From the first line to the last, retype the records exactly and skip the pictures.

- [Saved entries]:
= = = = = = =
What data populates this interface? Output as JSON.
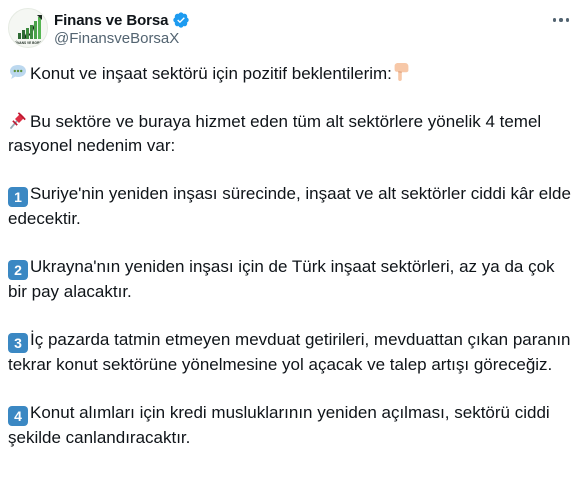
{
  "author": {
    "display_name": "Finans ve Borsa",
    "handle": "@FinansveBorsaX",
    "avatar_text": "FİNANS VE BORSA",
    "verified": true,
    "verified_color": "#1d9bf0"
  },
  "icons": {
    "speech_bubble": "speech-bubble-emoji",
    "pointing_down": "pointing-down-emoji",
    "pushpin": "pushpin-emoji",
    "more": "more-icon"
  },
  "tweet": {
    "line1": "Konut ve inşaat sektörü için pozitif beklentilerim:",
    "line2": "Bu sektöre ve buraya hizmet eden tüm alt sektörlere yönelik 4 temel rasyonel nedenim var:",
    "items": [
      {
        "num": "1",
        "text": "Suriye'nin yeniden inşası sürecinde, inşaat ve alt sektörler ciddi kâr elde edecektir."
      },
      {
        "num": "2",
        "text": "Ukrayna'nın yeniden inşası için de Türk inşaat sektörleri, az ya da çok bir pay alacaktır."
      },
      {
        "num": "3",
        "text": "İç pazarda tatmin etmeyen mevduat getirileri, mevduattan çıkan paranın tekrar konut sektörüne yönelmesine yol açacak ve talep artışı göreceğiz."
      },
      {
        "num": "4",
        "text": "Konut alımları için kredi musluklarının yeniden açılması, sektörü ciddi şekilde canlandıracaktır."
      }
    ],
    "keycap_color": "#3b88c3"
  }
}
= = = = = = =
- [Solution to the exercise]:
What data populates this interface? Output as JSON.
{
  "author": {
    "display_name": "Finans ve Borsa",
    "handle": "@FinansveBorsaX",
    "avatar_text": "FİNANS VE BORSA",
    "verified": true,
    "verified_color": "#1d9bf0"
  },
  "icons": {
    "speech_bubble": "speech-bubble-emoji",
    "pointing_down": "pointing-down-emoji",
    "pushpin": "pushpin-emoji",
    "more": "more-icon"
  },
  "tweet": {
    "line1": "Konut ve inşaat sektörü için pozitif beklentilerim:",
    "line2": "Bu sektöre ve buraya hizmet eden tüm alt sektörlere yönelik 4 temel rasyonel nedenim var:",
    "items": [
      {
        "num": "1",
        "text": "Suriye'nin yeniden inşası sürecinde, inşaat ve alt sektörler ciddi kâr elde edecektir."
      },
      {
        "num": "2",
        "text": "Ukrayna'nın yeniden inşası için de Türk inşaat sektörleri, az ya da çok bir pay alacaktır."
      },
      {
        "num": "3",
        "text": "İç pazarda tatmin etmeyen mevduat getirileri, mevduattan çıkan paranın tekrar konut sektörüne yönelmesine yol açacak ve talep artışı göreceğiz."
      },
      {
        "num": "4",
        "text": "Konut alımları için kredi musluklarının yeniden açılması, sektörü ciddi şekilde canlandıracaktır."
      }
    ],
    "keycap_color": "#3b88c3"
  }
}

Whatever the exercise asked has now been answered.